What you should do: Below are the records; retype them exactly and omit each picture.

(Interface dataset entries)

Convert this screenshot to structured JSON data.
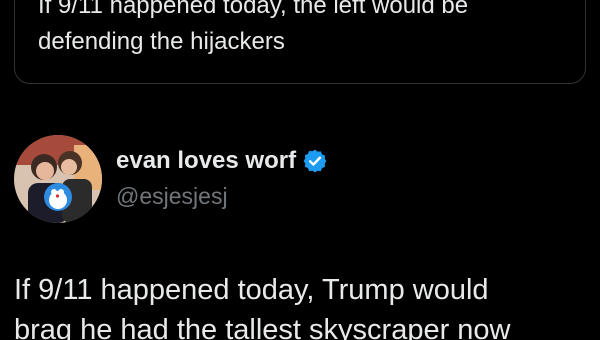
{
  "quoted_tweet": {
    "text": "If 9/11 happened today, the left would be\ndefending the hijackers"
  },
  "author": {
    "display_name": "evan loves worf",
    "handle": "@esjesjesj",
    "avatar_icon": "profile-photo",
    "verified_icon": "verified-badge-icon"
  },
  "tweet": {
    "text": "If 9/11 happened today, Trump would\nbrag he had the tallest skyscraper now"
  },
  "colors": {
    "background": "#000000",
    "text": "#e7e9ea",
    "secondary_text": "#71767b",
    "border": "#2f3336",
    "verified": "#1d9bf0"
  }
}
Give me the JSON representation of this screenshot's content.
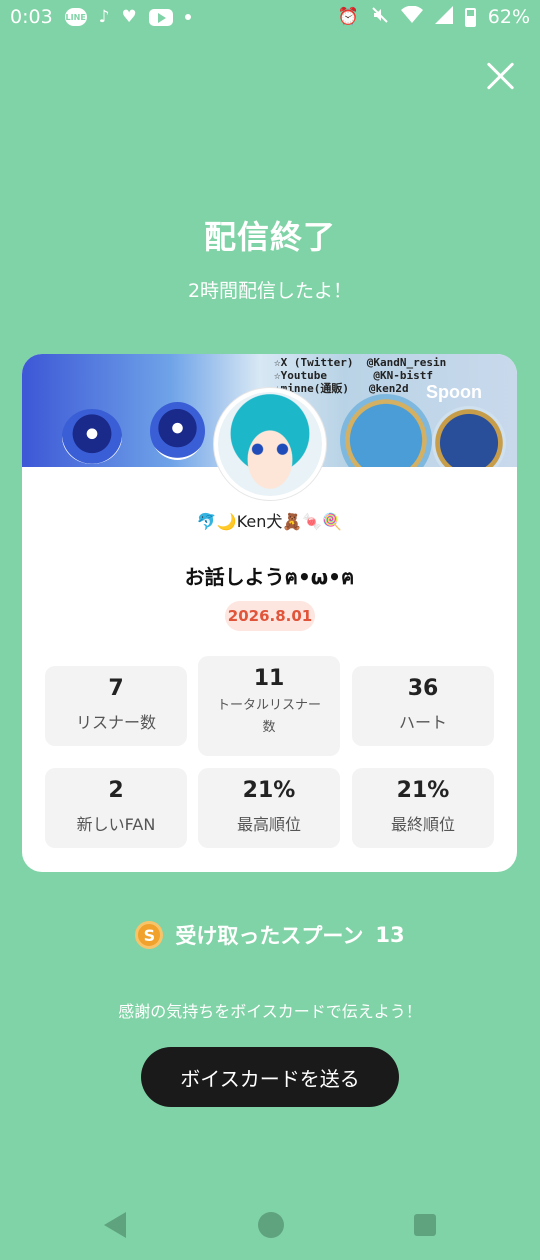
{
  "status_bar": {
    "time": "0:03",
    "battery": "62%",
    "icons": [
      "line-icon",
      "tiktok-icon",
      "heart-icon",
      "youtube-icon",
      "dot-icon",
      "alarm-icon",
      "mute-icon",
      "wifi-icon",
      "signal-icon",
      "battery-icon"
    ]
  },
  "header": {
    "title": "配信終了",
    "subtitle": "2時間配信したよ！"
  },
  "card": {
    "banner_text": "☆X (Twitter)  @KandN_resin\n☆Youtube       @KN-bistf\n☆minne(通販)   @ken2d",
    "banner_logo": "Spoon",
    "user_name": "🐬🌙Ken犬🧸🍬🍭",
    "room_title": "お話しようฅ•ω•ฅ",
    "date": "2026.8.01",
    "stats": [
      {
        "value": "7",
        "label": "リスナー数"
      },
      {
        "value": "11",
        "label": "トータルリスナー数"
      },
      {
        "value": "36",
        "label": "ハート"
      },
      {
        "value": "2",
        "label": "新しいFAN"
      },
      {
        "value": "21%",
        "label": "最高順位"
      },
      {
        "value": "21%",
        "label": "最終順位"
      }
    ]
  },
  "spoons": {
    "coin_glyph": "S",
    "label": "受け取ったスプーン",
    "count": "13"
  },
  "thanks_text": "感謝の気持ちをボイスカードで伝えよう！",
  "voice_button_label": "ボイスカードを送る",
  "colors": {
    "background": "#80D3A6",
    "button": "#1a1a1a",
    "date_badge_text": "#e0543a",
    "coin": "#f0a22c"
  }
}
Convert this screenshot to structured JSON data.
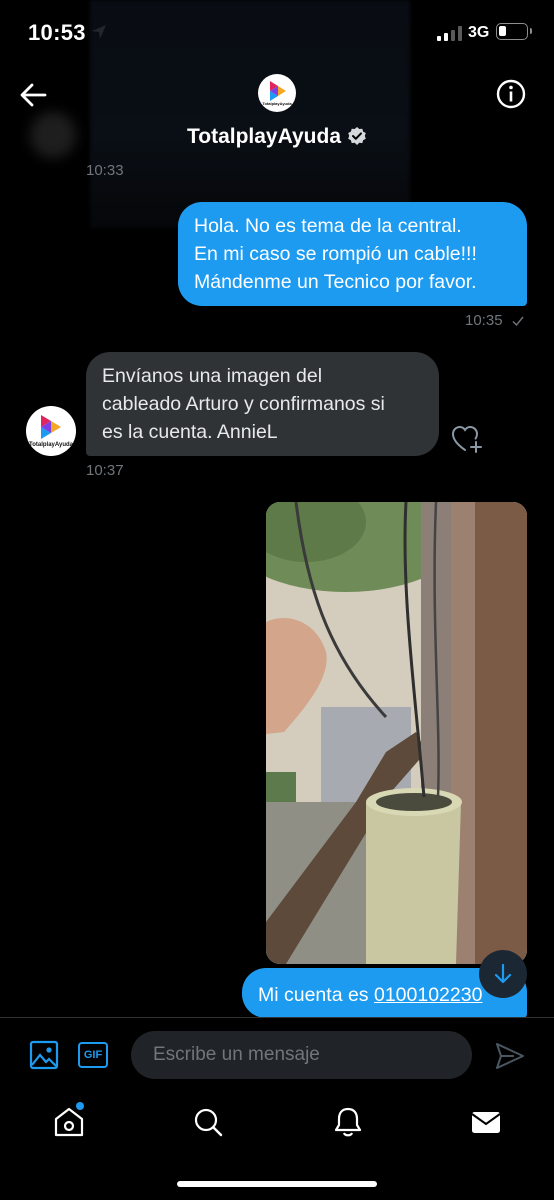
{
  "status_bar": {
    "time": "10:53",
    "network": "3G"
  },
  "header": {
    "title": "TotalplayAyuda",
    "verified": true,
    "avatar_logo_text": "TotalplayAyuda",
    "icons": [
      "back-arrow-icon",
      "verified-badge-icon",
      "info-icon"
    ]
  },
  "messages": [
    {
      "direction": "in",
      "timestamp": "10:33"
    },
    {
      "direction": "out",
      "lines": [
        "Hola. No es tema de la central.",
        "En mi caso se rompió un cable!!!",
        "Mándenme un Tecnico por favor."
      ],
      "timestamp": "10:35",
      "status": "sent"
    },
    {
      "direction": "in",
      "lines": [
        "Envíanos una imagen del",
        "cableado Arturo y confirmanos si",
        "es la cuenta. AnnieL"
      ],
      "timestamp": "10:37",
      "avatar_logo_text": "TotalplayAyuda"
    },
    {
      "direction": "out",
      "type": "photo",
      "description_icon": "photo-attachment"
    },
    {
      "direction": "out",
      "text_prefix": "Mi cuenta es ",
      "link_text": "0100102230"
    }
  ],
  "composer": {
    "placeholder": "Escribe un mensaje",
    "gif_label": "GIF"
  },
  "tabbar": {
    "items": [
      "home-icon",
      "search-icon",
      "notifications-icon",
      "messages-icon"
    ],
    "home_has_new": true
  },
  "colors": {
    "accent": "#1d9bf0",
    "incoming_bubble": "#2f3336",
    "background": "#000000",
    "muted_text": "#71767b"
  }
}
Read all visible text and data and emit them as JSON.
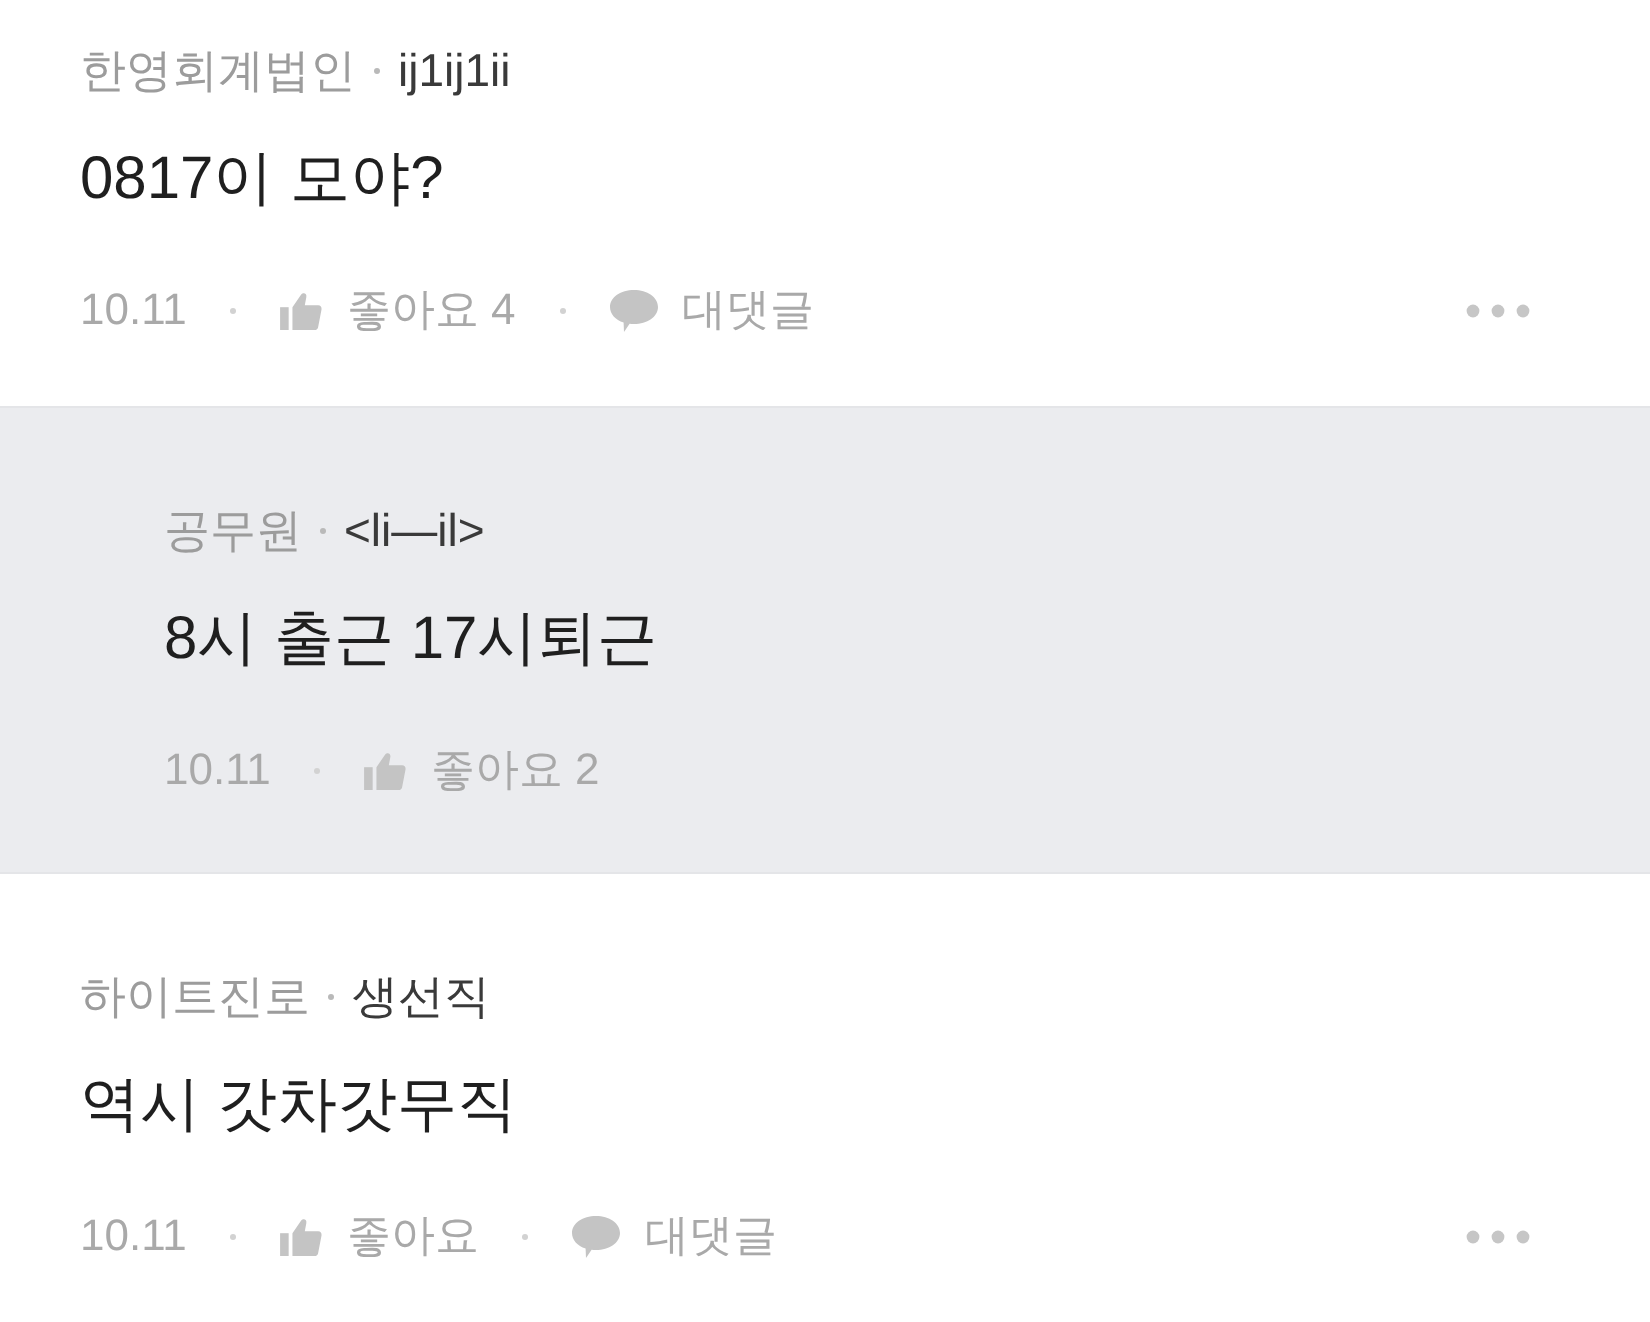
{
  "comments": [
    {
      "kind": "comment",
      "company": "한영회계법인",
      "nickname": "ij1ij1ii",
      "text": "0817이 모야?",
      "date": "10.11",
      "like_label": "좋아요",
      "like_count": "4",
      "reply_label": "대댓글"
    },
    {
      "kind": "reply",
      "company": "공무원",
      "nickname": "<li—il>",
      "text": "8시 출근 17시퇴근",
      "date": "10.11",
      "like_label": "좋아요",
      "like_count": "2"
    },
    {
      "kind": "comment",
      "company": "하이트진로",
      "nickname": "생선직",
      "text": "역시 갓차갓무직",
      "date": "10.11",
      "like_label": "좋아요",
      "reply_label": "대댓글"
    }
  ]
}
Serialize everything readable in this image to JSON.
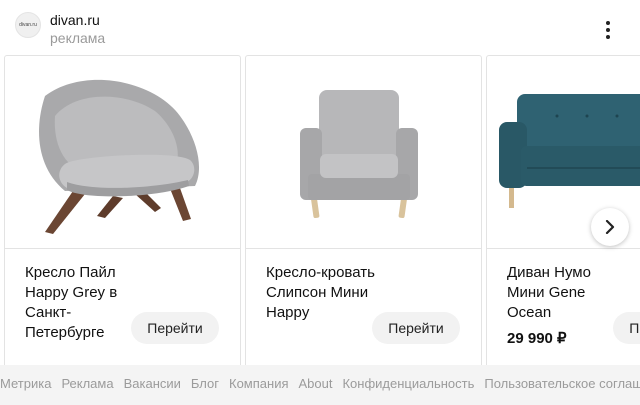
{
  "advertiser": {
    "logo_text": "divan.ru",
    "name": "divan.ru",
    "label": "реклама"
  },
  "icons": {
    "menu": "more-vertical-icon",
    "next": "chevron-right-icon"
  },
  "colors": {
    "teal_sofa": "#2a5a68",
    "grey_chair": "#b7b7b9",
    "button_bg": "#f2f2f2",
    "footer_bg": "#f4f4f4"
  },
  "cards": [
    {
      "title": "Кресло Пайл Happy Grey в Санкт-Петербурге",
      "price": "",
      "button": "Перейти"
    },
    {
      "title": "Кресло-кровать Слипсон Мини Happy",
      "price": "",
      "button": "Перейти"
    },
    {
      "title": "Диван Нумо Мини Gene Ocean",
      "price": "29 990 ₽",
      "button": "Перейти"
    }
  ],
  "footer": {
    "links": [
      "Метрика",
      "Реклама",
      "Вакансии",
      "Блог",
      "Компания",
      "About",
      "Конфиденциальность",
      "Пользовательское соглашение"
    ]
  }
}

Output below:
Convert this screenshot to structured JSON data.
{
  "quoted_tweet": {
    "text": "If 9/11 happened today, the left would be\ndefending the hijackers"
  },
  "author": {
    "display_name": "evan loves worf",
    "handle": "@esjesjesj",
    "avatar_icon": "profile-photo",
    "verified_icon": "verified-badge-icon"
  },
  "tweet": {
    "text": "If 9/11 happened today, Trump would\nbrag he had the tallest skyscraper now"
  },
  "colors": {
    "background": "#000000",
    "text": "#e7e9ea",
    "secondary_text": "#71767b",
    "border": "#2f3336",
    "verified": "#1d9bf0"
  }
}
Give me the JSON representation of this screenshot's content.
{
  "status_bar": {
    "time": "0:03",
    "battery": "62%",
    "icons": [
      "line-icon",
      "tiktok-icon",
      "heart-icon",
      "youtube-icon",
      "dot-icon",
      "alarm-icon",
      "mute-icon",
      "wifi-icon",
      "signal-icon",
      "battery-icon"
    ]
  },
  "header": {
    "title": "配信終了",
    "subtitle": "2時間配信したよ！"
  },
  "card": {
    "banner_text": "☆X (Twitter)  @KandN_resin\n☆Youtube       @KN-bistf\n☆minne(通販)   @ken2d",
    "banner_logo": "Spoon",
    "user_name": "🐬🌙Ken犬🧸🍬🍭",
    "room_title": "お話しようฅ•ω•ฅ",
    "date": "2026.8.01",
    "stats": [
      {
        "value": "7",
        "label": "リスナー数"
      },
      {
        "value": "11",
        "label": "トータルリスナー数"
      },
      {
        "value": "36",
        "label": "ハート"
      },
      {
        "value": "2",
        "label": "新しいFAN"
      },
      {
        "value": "21%",
        "label": "最高順位"
      },
      {
        "value": "21%",
        "label": "最終順位"
      }
    ]
  },
  "spoons": {
    "coin_glyph": "S",
    "label": "受け取ったスプーン",
    "count": "13"
  },
  "thanks_text": "感謝の気持ちをボイスカードで伝えよう！",
  "voice_button_label": "ボイスカードを送る",
  "colors": {
    "background": "#80D3A6",
    "button": "#1a1a1a",
    "date_badge_text": "#e0543a",
    "coin": "#f0a22c"
  }
}
Convert this screenshot to structured JSON data.
{
  "status_bar": {
    "time": "10:53",
    "network": "3G"
  },
  "header": {
    "title": "TotalplayAyuda",
    "verified": true,
    "avatar_logo_text": "TotalplayAyuda",
    "icons": [
      "back-arrow-icon",
      "verified-badge-icon",
      "info-icon"
    ]
  },
  "messages": [
    {
      "direction": "in",
      "timestamp": "10:33"
    },
    {
      "direction": "out",
      "lines": [
        "Hola. No es tema de la central.",
        "En mi caso se rompió un cable!!!",
        "Mándenme un Tecnico por favor."
      ],
      "timestamp": "10:35",
      "status": "sent"
    },
    {
      "direction": "in",
      "lines": [
        "Envíanos una imagen del",
        "cableado Arturo y confirmanos si",
        "es la cuenta. AnnieL"
      ],
      "timestamp": "10:37",
      "avatar_logo_text": "TotalplayAyuda"
    },
    {
      "direction": "out",
      "type": "photo",
      "description_icon": "photo-attachment"
    },
    {
      "direction": "out",
      "text_prefix": "Mi cuenta es ",
      "link_text": "0100102230"
    }
  ],
  "composer": {
    "placeholder": "Escribe un mensaje",
    "gif_label": "GIF"
  },
  "tabbar": {
    "items": [
      "home-icon",
      "search-icon",
      "notifications-icon",
      "messages-icon"
    ],
    "home_has_new": true
  },
  "colors": {
    "accent": "#1d9bf0",
    "incoming_bubble": "#2f3336",
    "background": "#000000",
    "muted_text": "#71767b"
  }
}
Read all visible text and data and emit them as JSON.
{
  "comments": [
    {
      "kind": "comment",
      "company": "한영회계법인",
      "nickname": "ij1ij1ii",
      "text": "0817이 모야?",
      "date": "10.11",
      "like_label": "좋아요",
      "like_count": "4",
      "reply_label": "대댓글"
    },
    {
      "kind": "reply",
      "company": "공무원",
      "nickname": "<li—il>",
      "text": "8시 출근 17시퇴근",
      "date": "10.11",
      "like_label": "좋아요",
      "like_count": "2"
    },
    {
      "kind": "comment",
      "company": "하이트진로",
      "nickname": "생선직",
      "text": "역시 갓차갓무직",
      "date": "10.11",
      "like_label": "좋아요",
      "reply_label": "대댓글"
    }
  ]
}
Serialize everything readable in this image to JSON.
{
  "advertiser": {
    "logo_text": "divan.ru",
    "name": "divan.ru",
    "label": "реклама"
  },
  "icons": {
    "menu": "more-vertical-icon",
    "next": "chevron-right-icon"
  },
  "colors": {
    "teal_sofa": "#2a5a68",
    "grey_chair": "#b7b7b9",
    "button_bg": "#f2f2f2",
    "footer_bg": "#f4f4f4"
  },
  "cards": [
    {
      "title": "Кресло Пайл Happy Grey в Санкт-Петербурге",
      "price": "",
      "button": "Перейти"
    },
    {
      "title": "Кресло-кровать Слипсон Мини Happy",
      "price": "",
      "button": "Перейти"
    },
    {
      "title": "Диван Нумо Мини Gene Ocean",
      "price": "29 990 ₽",
      "button": "Перейти"
    }
  ],
  "footer": {
    "links": [
      "Метрика",
      "Реклама",
      "Вакансии",
      "Блог",
      "Компания",
      "About",
      "Конфиденциальность",
      "Пользовательское соглашение"
    ]
  }
}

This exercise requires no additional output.